— EXERCISE MATERIALS —

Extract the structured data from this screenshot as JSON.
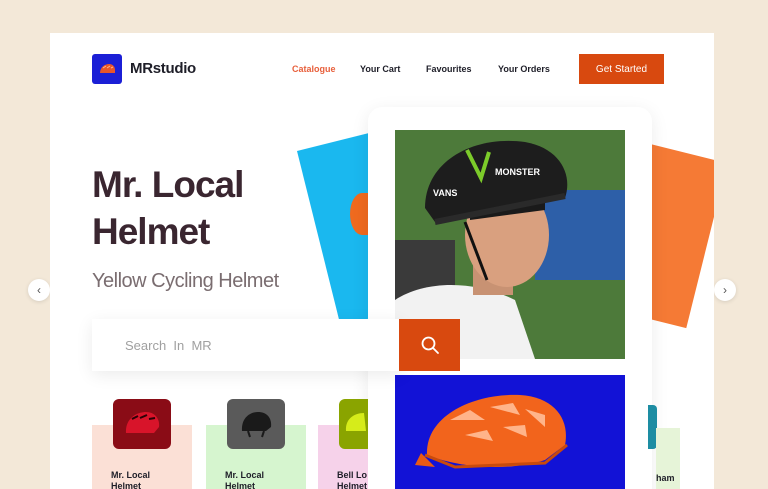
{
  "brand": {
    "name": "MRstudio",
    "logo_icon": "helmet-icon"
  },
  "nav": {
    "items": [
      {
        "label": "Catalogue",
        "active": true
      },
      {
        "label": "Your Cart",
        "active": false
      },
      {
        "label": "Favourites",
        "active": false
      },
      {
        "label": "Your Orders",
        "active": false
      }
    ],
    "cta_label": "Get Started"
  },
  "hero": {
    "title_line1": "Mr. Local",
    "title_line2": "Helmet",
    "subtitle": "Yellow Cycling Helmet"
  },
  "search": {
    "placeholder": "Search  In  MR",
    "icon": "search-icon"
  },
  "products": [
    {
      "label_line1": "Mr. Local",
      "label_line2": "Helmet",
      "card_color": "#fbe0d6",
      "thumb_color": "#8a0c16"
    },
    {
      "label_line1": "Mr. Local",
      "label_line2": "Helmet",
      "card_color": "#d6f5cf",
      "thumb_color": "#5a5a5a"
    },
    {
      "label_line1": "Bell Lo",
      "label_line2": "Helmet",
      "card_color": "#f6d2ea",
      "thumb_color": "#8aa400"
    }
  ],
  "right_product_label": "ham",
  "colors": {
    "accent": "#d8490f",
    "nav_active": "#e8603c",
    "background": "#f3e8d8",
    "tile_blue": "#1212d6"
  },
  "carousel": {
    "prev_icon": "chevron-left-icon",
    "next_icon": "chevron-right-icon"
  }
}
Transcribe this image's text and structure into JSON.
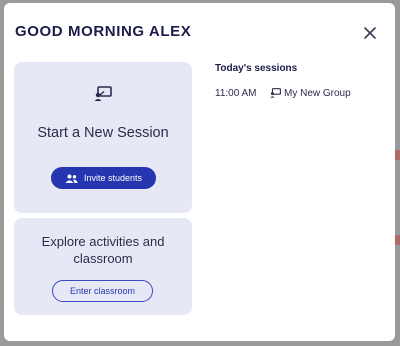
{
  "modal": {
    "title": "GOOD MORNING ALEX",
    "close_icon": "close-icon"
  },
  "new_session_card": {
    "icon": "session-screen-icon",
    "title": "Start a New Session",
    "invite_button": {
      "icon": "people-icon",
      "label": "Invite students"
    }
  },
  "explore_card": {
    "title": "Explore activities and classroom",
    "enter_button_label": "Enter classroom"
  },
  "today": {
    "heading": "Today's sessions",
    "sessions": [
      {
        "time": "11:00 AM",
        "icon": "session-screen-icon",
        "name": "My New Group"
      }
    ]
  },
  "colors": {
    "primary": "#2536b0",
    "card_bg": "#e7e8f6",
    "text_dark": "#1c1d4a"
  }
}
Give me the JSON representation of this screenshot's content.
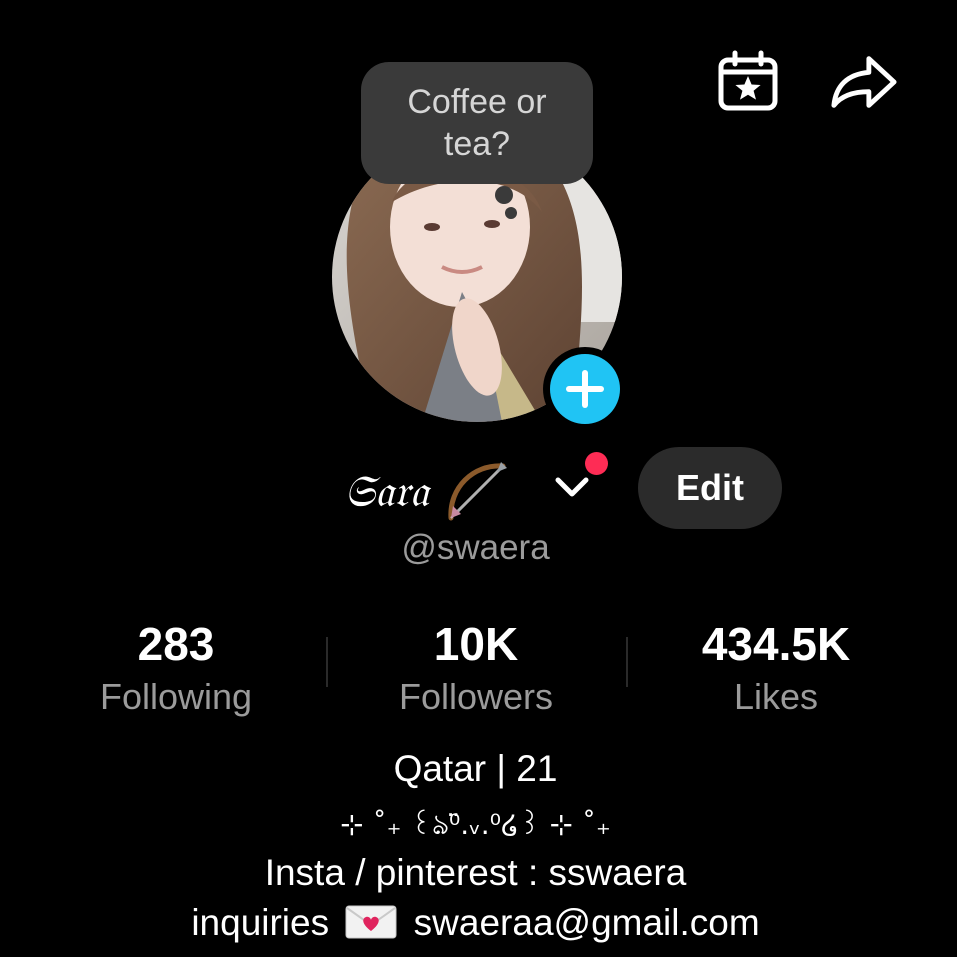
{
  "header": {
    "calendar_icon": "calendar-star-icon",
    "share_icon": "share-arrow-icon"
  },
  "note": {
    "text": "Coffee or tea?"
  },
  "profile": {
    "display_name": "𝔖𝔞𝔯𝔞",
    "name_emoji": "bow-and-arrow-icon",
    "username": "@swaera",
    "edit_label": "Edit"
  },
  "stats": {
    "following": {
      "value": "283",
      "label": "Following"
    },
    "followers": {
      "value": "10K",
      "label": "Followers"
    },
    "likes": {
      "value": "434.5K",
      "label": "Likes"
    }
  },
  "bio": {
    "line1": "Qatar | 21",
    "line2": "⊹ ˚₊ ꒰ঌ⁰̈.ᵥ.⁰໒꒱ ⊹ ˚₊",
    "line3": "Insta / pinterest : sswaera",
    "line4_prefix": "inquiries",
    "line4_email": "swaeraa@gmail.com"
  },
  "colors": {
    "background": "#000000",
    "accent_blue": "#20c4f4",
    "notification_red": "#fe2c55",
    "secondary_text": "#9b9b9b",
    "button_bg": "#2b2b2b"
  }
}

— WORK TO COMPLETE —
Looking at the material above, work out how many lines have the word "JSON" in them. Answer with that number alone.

— FINISHED EXERCISE —
3